Next day, April 14, is sunny and the temperature will reach 22 degrees C by lunchtime. The Thames appears to hang a left and flows northeast before it drops down southeast to Oxford’s spires, a twelve-mile stretch to Godstow Bridge.
More locks, fewer bridges.
I failed to meet the boys at Northmoor lock having got stuck on a bridle path in a dark wood and having struggled free fell into the arms of a footpath with steep and scary hedges. The next planned RVP was also denied me as the road down to Badlock Hythe an ancient Roman ford, was closed to cycles and cars.
At pretty Pinkhill Lock I arrived here well before Mike and Dave. I shared our chocolate confection and a conversation with the lock keeper who welcomed a break from the last of his spring-cleaning painting.
We spoke of floods and fishing and pubs. He singled out The Trout Inn (our place of supper last night) as being once great but now not a favourite amongst Angler. I played down our wonderful evening at The Trout for fear of being viewed a ponce. Mike and Dave arrive at Pinkhill to share chocolate and we are recommended to lunch at The Talbot Inn. For me this is reached by paying a toll on Swindford Bridge, 5p.
We enjoyed sandwiches at The Talbot; each one was not so much a ‘doorstep’ more a complete flight of stairs.
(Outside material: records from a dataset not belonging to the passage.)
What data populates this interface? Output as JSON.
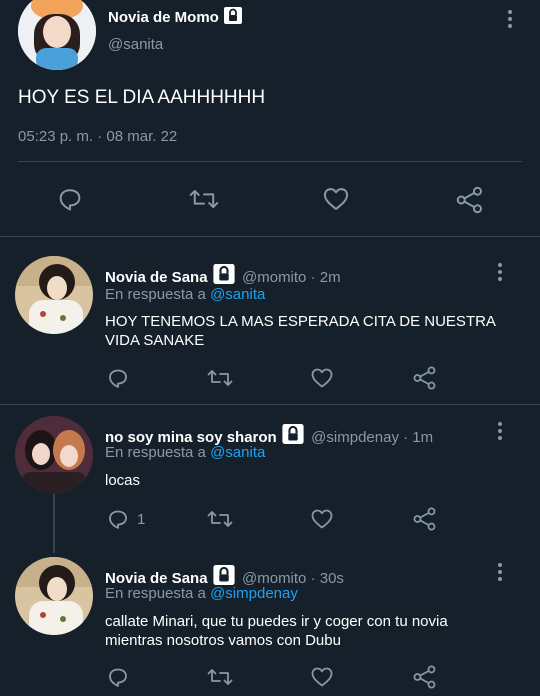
{
  "main_tweet": {
    "name": "Novia de Momo",
    "handle": "@sanita",
    "text": "HOY ES EL DIA AAHHHHHH",
    "timestamp": "05:23 p. m. · 08 mar. 22"
  },
  "replies": [
    {
      "name": "Novia de Sana",
      "handle": "@momito · 2m",
      "reply_prefix": "En respuesta a",
      "reply_to": "@sanita",
      "text_line1": "HOY TENEMOS LA MAS ESPERADA CITA DE NUESTRA",
      "text_line2": "VIDA SANAKE"
    },
    {
      "name": "no soy mina soy sharon",
      "handle": "@simpdenay · 1m",
      "reply_prefix": "En respuesta a",
      "reply_to": "@sanita",
      "text_line1": "locas",
      "reply_count": "1"
    },
    {
      "name": "Novia de Sana",
      "handle": "@momito · 30s",
      "reply_prefix": "En respuesta a",
      "reply_to": "@simpdenay",
      "text_line1": "callate Minari, que tu puedes ir y coger con tu novia",
      "text_line2": "mientras nosotros vamos con Dubu"
    }
  ],
  "icons": [
    "reply-icon",
    "retweet-icon",
    "like-icon",
    "share-icon",
    "lock-icon",
    "more-icon"
  ],
  "colors": {
    "background": "#15202b",
    "muted": "#8899a6",
    "link": "#1da1f2",
    "divider": "#38444d"
  }
}
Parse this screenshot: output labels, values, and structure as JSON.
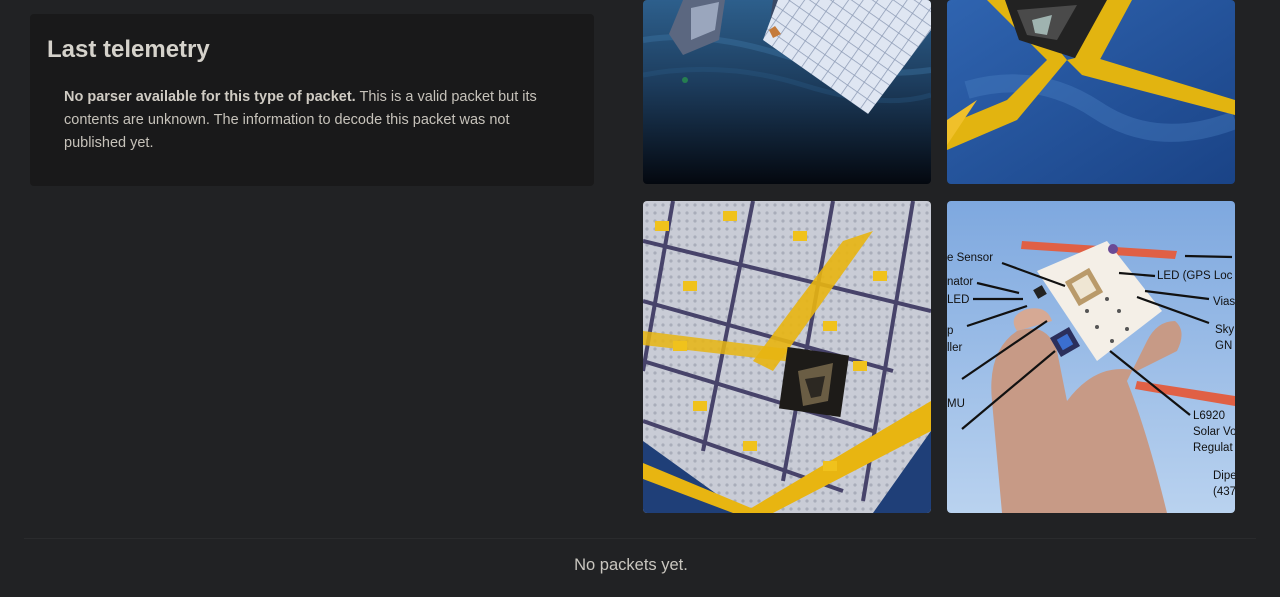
{
  "telemetry": {
    "title": "Last telemetry",
    "message_bold": "No parser available for this type of packet.",
    "message_rest": " This is a valid packet but its contents are unknown. The information to decode this packet was not published yet."
  },
  "gallery": {
    "photo4_labels": {
      "sensor": "e Sensor",
      "led_gps": "LED (GPS Loc",
      "nator": "nator",
      "led": "LED",
      "vias": "Vias",
      "p": "p",
      "sky": "Sky",
      "ller": "ller",
      "gn": "GN",
      "mu": "MU",
      "l6920": "L6920",
      "solar": "Solar Vo",
      "regul": "Regulat",
      "dipe": "Dipe",
      "freq": "(437"
    }
  },
  "packets": {
    "empty_text": "No packets yet."
  }
}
I drive onto Godstow Lock and peddle back across a broad meadow to link up at Kings Lock. The three of us walk back downstream to Godstow Bridge. Now we are little over three miles from Oxford and look across the fields to the city. The hot sun has brought out more walkers and families, one couple lounge by a bend in the river, he in bathing costume, preparing for a dip.